Renew Calumet: Addressing a Legacy of Extraction Through People-Centric Projects
Author: Maddie Clark (Design Workshop), Adam Deheer (LeapFrog Design), Adriana Hernández Aguirre (Coleman & Associates), Olivia Pinner (SWA), Adam Scott (SWA), Nick Zurlini (GGLO)
Group: LAF past Olmsted Scholars
In light of the historic marginalization of local residents and ecologies at the hands of the spatial economy, and the local histories of labor and environmental activism, the green new deal (H.Res.109) drives the project conceptually with its focus on transformative projects that prioritize frontline communities. The scale of change illustrated stems directly from proof that is the new deal, and the examples of comprehensive change it sparked. The other key tenets applied are a multipronged approach that prioritizes frontline communities, renews and reinforces natural systems, and supports the creation of good jobs and social programs. Other policies are examples of current policy ideas supported locally that drive the tenets of the green new deal forward.

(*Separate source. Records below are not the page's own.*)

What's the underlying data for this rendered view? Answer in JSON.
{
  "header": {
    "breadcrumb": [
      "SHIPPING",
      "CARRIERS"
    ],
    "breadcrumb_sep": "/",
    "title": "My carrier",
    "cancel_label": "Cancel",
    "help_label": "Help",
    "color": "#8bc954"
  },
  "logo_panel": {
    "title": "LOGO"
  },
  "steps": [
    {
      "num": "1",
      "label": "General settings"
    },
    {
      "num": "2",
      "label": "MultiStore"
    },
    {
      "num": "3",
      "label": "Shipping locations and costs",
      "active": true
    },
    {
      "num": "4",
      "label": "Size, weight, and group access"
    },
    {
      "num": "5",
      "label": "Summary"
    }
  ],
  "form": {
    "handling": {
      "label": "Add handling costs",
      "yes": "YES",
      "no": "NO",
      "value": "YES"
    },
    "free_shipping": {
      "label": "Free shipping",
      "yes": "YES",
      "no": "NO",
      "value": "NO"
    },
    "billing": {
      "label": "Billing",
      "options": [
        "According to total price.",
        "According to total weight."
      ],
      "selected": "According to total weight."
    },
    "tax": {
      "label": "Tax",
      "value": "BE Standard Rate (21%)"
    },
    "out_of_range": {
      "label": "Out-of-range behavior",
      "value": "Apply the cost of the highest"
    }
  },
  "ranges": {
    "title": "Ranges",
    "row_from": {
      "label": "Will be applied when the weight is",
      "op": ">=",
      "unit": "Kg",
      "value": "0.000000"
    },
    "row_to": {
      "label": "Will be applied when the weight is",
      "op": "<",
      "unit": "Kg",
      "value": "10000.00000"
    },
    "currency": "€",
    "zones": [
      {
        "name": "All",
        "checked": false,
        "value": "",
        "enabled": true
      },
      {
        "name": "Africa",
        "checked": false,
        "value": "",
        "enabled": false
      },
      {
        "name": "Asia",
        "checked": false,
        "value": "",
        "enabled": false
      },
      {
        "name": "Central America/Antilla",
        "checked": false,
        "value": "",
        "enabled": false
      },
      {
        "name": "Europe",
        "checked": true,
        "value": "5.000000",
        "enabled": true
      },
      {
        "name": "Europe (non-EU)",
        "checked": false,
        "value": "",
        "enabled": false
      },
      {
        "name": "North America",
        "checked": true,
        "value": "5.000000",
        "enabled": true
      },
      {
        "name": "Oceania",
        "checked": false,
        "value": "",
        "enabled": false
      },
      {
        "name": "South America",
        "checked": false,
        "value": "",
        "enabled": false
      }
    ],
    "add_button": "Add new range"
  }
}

To imagine immediate change in the region, the existing local frameworks of the RENEW act and Calumet National Heritage area are applied. The RENEW Act (S.4538), envisions a new civilian conservation corps that provides residents with job training and work experience while also completing needed maintenance and restoration of parks, trails, and natural areas. The Calumet National Heritage Area (CNHA) is a conservation and economic development strategy aimed at historic preservation, natural resource conservation, recreation, heritage tourism and educational projects. To envision long term, comprehensive change, the framework of a just transition is used as a guide to conceptualize larger structural changes in the economy and its facilitating infrastructure that is centered around providing good jobs and a healthy environment to communities.